What you should do: Give, as a bare number, the count of lines below that contain "JSON".

*-*-*

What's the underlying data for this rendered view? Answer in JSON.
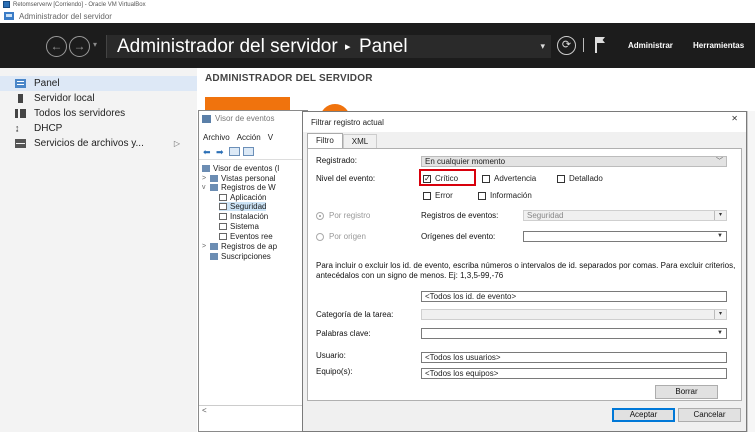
{
  "vbox": {
    "title": "Retomserverw [Corriendo] - Oracle VM VirtualBox"
  },
  "window": {
    "title": "Administrador del servidor"
  },
  "cmdbar": {
    "breadcrumb_app": "Administrador del servidor",
    "breadcrumb_separator": "▸",
    "breadcrumb_page": "Panel",
    "menu_admin": "Administrar",
    "menu_tools": "Herramientas"
  },
  "sidebar": {
    "items": [
      {
        "label": "Panel",
        "icon": "dashboard-icon",
        "active": true
      },
      {
        "label": "Servidor local",
        "icon": "server-icon"
      },
      {
        "label": "Todos los servidores",
        "icon": "servers-icon"
      },
      {
        "label": "DHCP",
        "icon": "dhcp-icon"
      },
      {
        "label": "Servicios de archivos y...",
        "icon": "file-services-icon",
        "expand": "▷"
      }
    ]
  },
  "main": {
    "header": "ADMINISTRADOR DEL SERVIDOR"
  },
  "event_viewer": {
    "title": "Visor de eventos",
    "menu": [
      "Archivo",
      "Acción",
      "V"
    ],
    "tree": [
      {
        "label": "Visor de eventos (l",
        "level": 0,
        "arrow": ""
      },
      {
        "label": "Vistas personal",
        "level": 1,
        "arrow": ">"
      },
      {
        "label": "Registros de W",
        "level": 1,
        "arrow": "v"
      },
      {
        "label": "Aplicación",
        "level": 2,
        "arrow": ""
      },
      {
        "label": "Seguridad",
        "level": 2,
        "arrow": "",
        "selected": true
      },
      {
        "label": "Instalación",
        "level": 2,
        "arrow": ""
      },
      {
        "label": "Sistema",
        "level": 2,
        "arrow": ""
      },
      {
        "label": "Eventos ree",
        "level": 2,
        "arrow": ""
      },
      {
        "label": "Registros de ap",
        "level": 1,
        "arrow": ">"
      },
      {
        "label": "Suscripciones",
        "level": 1,
        "arrow": ""
      }
    ],
    "scroll_left": "<"
  },
  "dialog": {
    "title": "Filtrar registro actual",
    "close": "✕",
    "tabs": [
      "Filtro",
      "XML"
    ],
    "logged_label": "Registrado:",
    "logged_value": "En cualquier momento",
    "level_label": "Nivel del evento:",
    "levels": [
      {
        "label": "Crítico",
        "checked": true
      },
      {
        "label": "Advertencia",
        "checked": false
      },
      {
        "label": "Detallado",
        "checked": false
      },
      {
        "label": "Error",
        "checked": false
      },
      {
        "label": "Información",
        "checked": false
      }
    ],
    "by_log": "Por registro",
    "by_source": "Por origen",
    "event_logs_label": "Registros de eventos:",
    "event_logs_value": "Seguridad",
    "sources_label": "Orígenes del evento:",
    "sources_value": "",
    "help_text": "Para incluir o excluir los id. de evento, escriba números o intervalos de id. separados por comas. Para excluir criterios, antecédalos con un signo de menos. Ej: 1,3,5-99,-76",
    "event_ids_value": "<Todos los id. de evento>",
    "task_category_label": "Categoría de la tarea:",
    "keywords_label": "Palabras clave:",
    "user_label": "Usuario:",
    "user_value": "<Todos los usuarios>",
    "computer_label": "Equipo(s):",
    "computer_value": "<Todos los equipos>",
    "clear_button": "Borrar",
    "ok_button": "Aceptar",
    "cancel_button": "Cancelar"
  },
  "colors": {
    "accent_orange": "#f0730d",
    "highlight_red": "#d8000c",
    "cmdbar_bg": "#1c1c1c",
    "active_blue": "#0078d7"
  }
}
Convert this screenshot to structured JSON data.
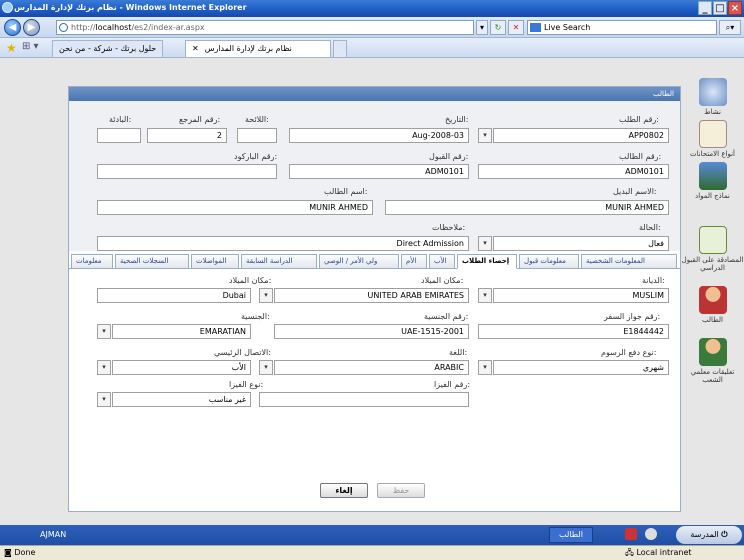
{
  "window": {
    "title": "نظام برتك لإدارة المدارس - Windows Internet Explorer",
    "min": "_",
    "max": "□",
    "close": "×"
  },
  "address": {
    "url_prefix": "http://",
    "url_host": "localhost",
    "url_path": "/es2/index-ar.aspx",
    "search_placeholder": "Live Search"
  },
  "tabs": {
    "tab1": "حلول برتك - شركة - من نحن",
    "tab2": "نظام برتك لإدارة المدارس"
  },
  "sidebar": {
    "items": [
      {
        "label": "نشاط"
      },
      {
        "label": "أنواع الامتحانات"
      },
      {
        "label": "نماذج المواد"
      },
      {
        "label": "المصادقة على القبول الدراسي"
      },
      {
        "label": "الطالب"
      },
      {
        "label": "تعليقات معلمي الشعب"
      }
    ]
  },
  "panel": {
    "header": "الطالب"
  },
  "form": {
    "request_no_label": "رقم الطلب:",
    "request_no": "APP0802",
    "date_label": "التاريخ:",
    "date": "Aug-2008-03",
    "regulation_label": "اللائحة:",
    "regulation": "",
    "ref_no_label": "رقم المرجع:",
    "ref_no": "2",
    "prefix_label": "البادئة:",
    "prefix": "",
    "student_no_label": "رقم الطالب:",
    "student_no": "ADM0101",
    "admission_no_label": "رقم القبول:",
    "admission_no": "ADM0101",
    "barcode_label": "رقم الباركود:",
    "barcode": "",
    "alt_name_label": "الاسم البديل:",
    "alt_name": "MUNIR AHMED",
    "student_name_label": "اسم الطالب:",
    "student_name": "MUNIR AHMED",
    "status_label": "الحالة:",
    "status": "فعال",
    "notes_label": "ملاحظات:",
    "notes": "Direct Admission"
  },
  "formtabs": [
    "المعلومات الشخصية",
    "معلومات قبول",
    "إحصاء الطلاب",
    "الأب",
    "الأم",
    "ولي الأمر / الوصي",
    "الدراسة السابقة",
    "المواصلات",
    "السجلات الصحية",
    "معلومات"
  ],
  "stats": {
    "religion_label": "الديانة:",
    "religion": "MUSLIM",
    "birth_place_label": "مكان الميلاد:",
    "birth_place": "UNITED ARAB EMIRATES",
    "birth_city_label": "مكان الميلاد:",
    "birth_city": "Dubai",
    "passport_label": "رقم جواز السفر:",
    "passport": "E1844442",
    "nationality_no_label": "رقم الجنسية:",
    "nationality_no": "UAE-1515-2001",
    "nationality_label": "الجنسية:",
    "nationality": "EMARATIAN",
    "fees_type_label": "نوع دفع الرسوم:",
    "fees_type": "شهري",
    "language_label": "اللغة:",
    "language": "ARABIC",
    "main_contact_label": "الاتصال الرئيسي:",
    "main_contact": "الأب",
    "visa_no_label": "رقم الفيزا:",
    "visa_no": "",
    "visa_type_label": "نوع الفيزا:",
    "visa_type": "غير مناسب"
  },
  "buttons": {
    "cancel": "إلغاء",
    "save": "حفظ"
  },
  "taskbar": {
    "left": "AJMAN",
    "task": "الطالب",
    "start": "المدرسة"
  },
  "status": {
    "done": "Done",
    "zone": "Local intranet"
  }
}
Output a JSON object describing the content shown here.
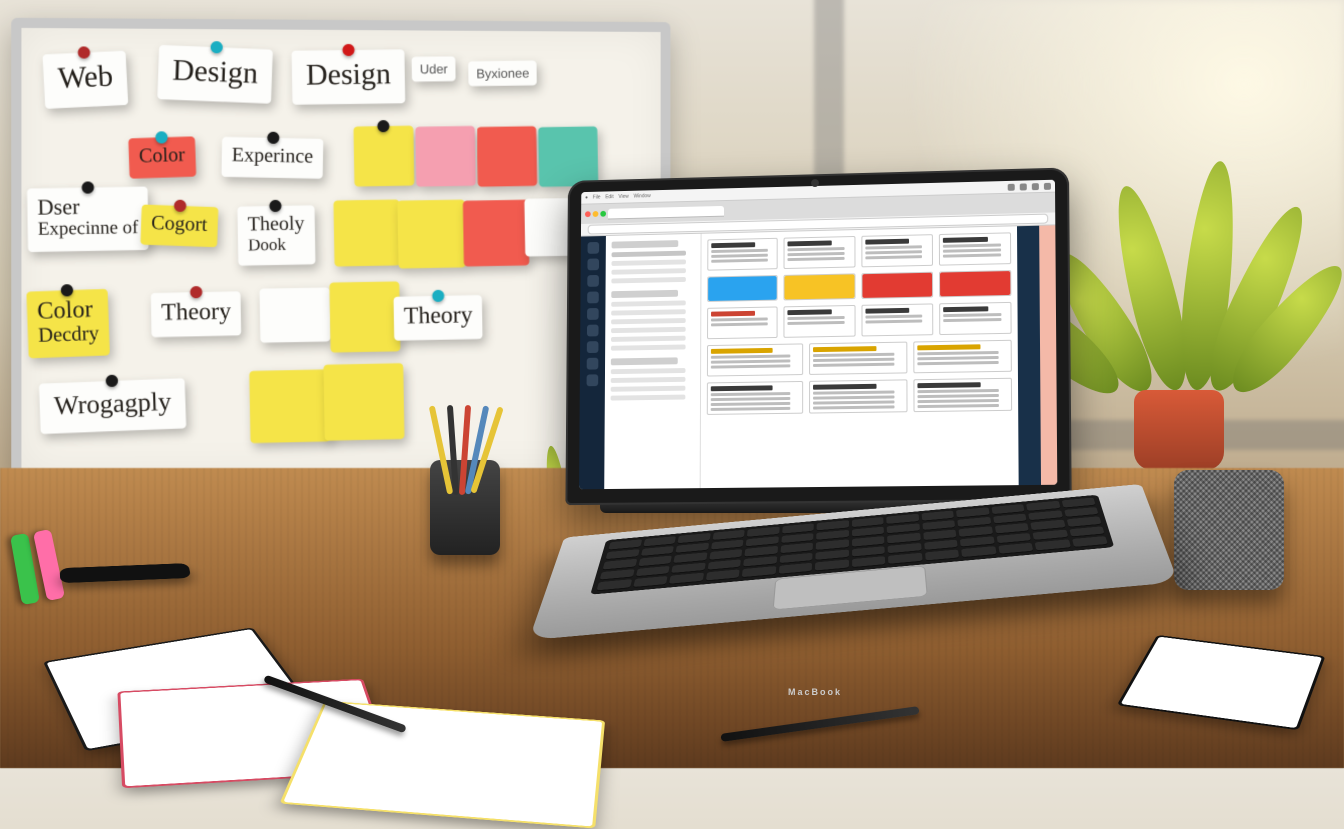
{
  "whiteboard_notes": {
    "n1": "Web",
    "n2": "Design",
    "n3": "Design",
    "n4": "Uder",
    "n5": "Byxionee",
    "n6": "Color",
    "n7": "Experince",
    "n8a": "Dser",
    "n8b": "Expecinne of",
    "n9": "Cogort",
    "n10a": "Theoly",
    "n10b": "Dook",
    "n11": "Theory",
    "n12a": "Color",
    "n12b": "Decdry",
    "n13": "Theory",
    "n14": "Wrogagply"
  },
  "laptop": {
    "brand": "MacBook",
    "ui": {
      "traffic_lights": [
        "#ff5f57",
        "#febc2e",
        "#28c840"
      ],
      "swatches": [
        "#2aa3ef",
        "#f7c325",
        "#e23b32",
        "#e23b32"
      ]
    }
  }
}
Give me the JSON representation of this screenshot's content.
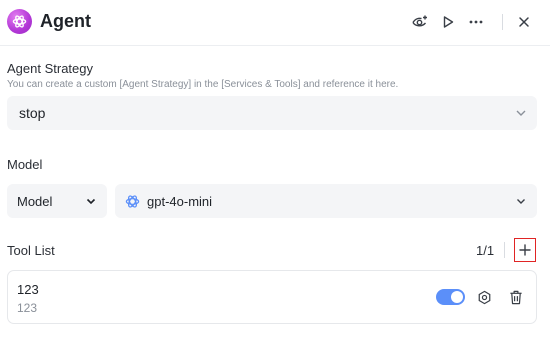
{
  "header": {
    "title": "Agent",
    "icons": [
      "agent-app-icon",
      "eye-plus-icon",
      "play-icon",
      "more-icon",
      "close-icon"
    ]
  },
  "strategy": {
    "label": "Agent Strategy",
    "hint": "You can create a custom [Agent Strategy] in the [Services & Tools] and reference it here.",
    "value": "stop"
  },
  "model": {
    "label": "Model",
    "type_value": "Model",
    "model_value": "gpt-4o-mini"
  },
  "tools": {
    "label": "Tool List",
    "count": "1/1",
    "items": [
      {
        "name": "123",
        "description": "123",
        "enabled": true
      }
    ]
  },
  "colors": {
    "accent": "#5b8ff9",
    "brand": "#b237d6",
    "add_outline": "#e02424"
  }
}
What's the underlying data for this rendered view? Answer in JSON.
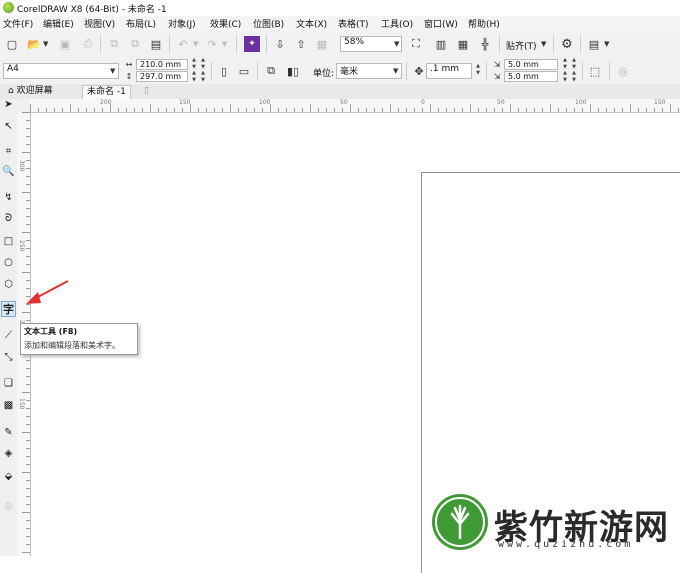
{
  "window": {
    "title": "CorelDRAW X8 (64-Bit) - 未命名 -1"
  },
  "menu": [
    "文件(F)",
    "编辑(E)",
    "视图(V)",
    "布局(L)",
    "对象(J)",
    "效果(C)",
    "位图(B)",
    "文本(X)",
    "表格(T)",
    "工具(O)",
    "窗口(W)",
    "帮助(H)"
  ],
  "toolbar": {
    "zoom_value": "58%",
    "snap_label": "贴齐(T)"
  },
  "property_bar": {
    "page_size": "A4",
    "width": "210.0 mm",
    "height": "297.0 mm",
    "units_label": "单位:",
    "units_value": "毫米",
    "nudge": ".1 mm",
    "dup_x": "5.0 mm",
    "dup_y": "5.0 mm"
  },
  "tabs": {
    "welcome": "欢迎屏幕",
    "document": "未命名 -1"
  },
  "rulers": {
    "h_labels": [
      "200",
      "150",
      "100",
      "50",
      "0",
      "50",
      "100",
      "150"
    ],
    "v_labels": [
      "300",
      "250",
      "200",
      "150"
    ]
  },
  "toolbox": {
    "text_tool_glyph": "字"
  },
  "tooltip": {
    "title": "文本工具 (F8)",
    "description": "添加和编辑段落和美术字。"
  },
  "watermark": {
    "name": "紫竹新游网",
    "url": "www.quzizhu.com"
  },
  "colors": {
    "arrow": "#e53030",
    "active_tool_bg": "#d7e7f7",
    "watermark_green": "#3f9a35"
  }
}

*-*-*

Solution for this exercise: 5